Foreverreblogging because LEONESIA <3




Mikhail Baryshnikov

I live the perfection of Zakharova and the eye on the camera of this artist!

Bolshoi warm-up.

Lauren Lovette’s debut as Sugar Plum. (Photo: Andrea Mohnin)

Lauren Lovette and Chase Finlay

Rehearsals for International Evenings of Dance and Larry Keigwin’s Premiere at the 2013 Vail International Dance Festival on 7.31.13.
Photo (C) Erin Baiano


Gelsey Kirkland on her struggle with the mirror in Dancing on My Grave

Throughout the early phases of my career, the mirror was my nemesis, seductive to the point of addiction. Stepping through the looking glass meant confronting a double who exposed all of my flaws and pointed out all of my physical imperfections. Over a period of time, the image in my mind clashed with the image in the glass. Until the opposition between the images was resolved, I saw myself as a walking apology, unable to attain or maintain my constantly refined ideal of physical beauty.The endless repetition of barre exercises in front of a mirror reflects a distorted image many people have of ballet, an image shared by many dancers. The physical side of the discipline does involve a certain degree of tedium, to say nothing of the pain. But the hours of practice are minor compared to the emotional terror that can sometimes haunt a ballerina when she studies her reflection in the mirror.
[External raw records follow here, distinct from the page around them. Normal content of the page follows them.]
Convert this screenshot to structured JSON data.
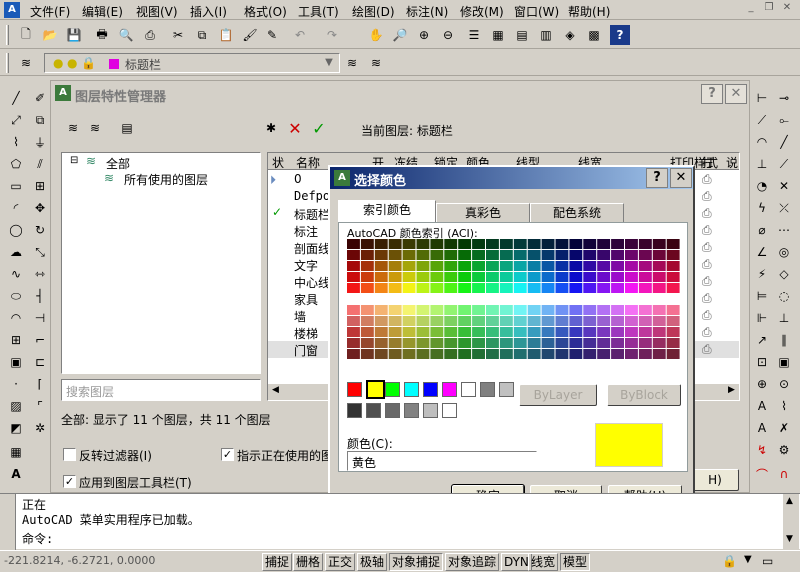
{
  "menubar": {
    "items": [
      "文件(F)",
      "编辑(E)",
      "视图(V)",
      "插入(I)",
      "格式(O)",
      "工具(T)",
      "绘图(D)",
      "标注(N)",
      "修改(M)",
      "窗口(W)",
      "帮助(H)"
    ]
  },
  "layer_toolbar": {
    "current_layer": "标题栏"
  },
  "layer_manager": {
    "title": "图层特性管理器",
    "current_layer_label": "当前图层: 标题栏",
    "tree": {
      "root": "全部",
      "child": "所有使用的图层"
    },
    "search_placeholder": "搜索图层",
    "columns": [
      "状",
      "名称",
      "开",
      "冻结",
      "锁定",
      "颜色",
      "线型",
      "线宽",
      "打印样式",
      "打",
      "说"
    ],
    "layers": [
      "0",
      "Defpoints",
      "标题栏",
      "标注",
      "剖面线",
      "文字",
      "中心线",
      "家具",
      "墙",
      "楼梯",
      "门窗"
    ],
    "status_text": "全部: 显示了 11 个图层，共 11 个图层",
    "invert_filter_label": "反转过滤器(I)",
    "show_used_label": "指示正在使用的图",
    "apply_toolbar_label": "应用到图层工具栏(T)",
    "help_fragment": "H)"
  },
  "color_dialog": {
    "title": "选择颜色",
    "tabs": [
      "索引颜色",
      "真彩色",
      "配色系统"
    ],
    "aci_label": "AutoCAD 颜色索引 (ACI):",
    "bylayer": "ByLayer",
    "byblock": "ByBlock",
    "color_label": "颜色(C):",
    "color_value": "黄色",
    "preview_color": "#ffff00",
    "ok": "确定",
    "cancel": "取消",
    "help": "帮助(H)"
  },
  "command": {
    "line1": "正在",
    "line2": "AutoCAD 菜单实用程序已加载。",
    "prompt": "命令:"
  },
  "statusbar": {
    "coords": "-221.8214, -6.2721, 0.0000",
    "buttons": [
      "捕捉",
      "栅格",
      "正交",
      "极轴",
      "对象捕捉",
      "对象追踪",
      "DYN",
      "线宽",
      "模型"
    ]
  }
}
This anxiety is not due to simple vanity or fear of professional rejection. …Most dancers ultimately seem to drown themselves in their own images pushed by forces unseen. The dimensions of the tragedy are revealed only when lives and personalities are destroyed. Until then the damage remains invisible. I suspect every dancer experiences the mirror in a uniquely personal way, although many are perhaps oblivious to the power it exerts over their lives and how that state of artistic servitude has come into being….As a primary teaching tool for dance, the mirror fosters the delusion that beauty is only skin-deep, that truth is found only in the plasticity of movement. It seems preferable to imitate rather than create. Imitation can be varied to create the impression of originality. There are endless possibilities for breaking the human mold into novel patterns. To be daring in dance no longer involves risk, virtuosity, and strength of conviction. The dancer can win approval for steps that require no real decision in creative or compositional terms. The dancer is trained to watch, to enter the world of the mirror until it is no longer necessary to even look. To the extent that a dancer becomes a complacent reflection, he or she does not learn how to test beauty, how to discover its inner life. In thes way, the mirror can trap a dancer’s soul, unltimately breaking creative spirit. Such a dancer is created, but does not know how to create. With success and popularity, the situation becomes more precarious. At any moment, with the capricious changes of fashion, a glance to check the mirror may reveal tragedy — that he or she has been created for nothing.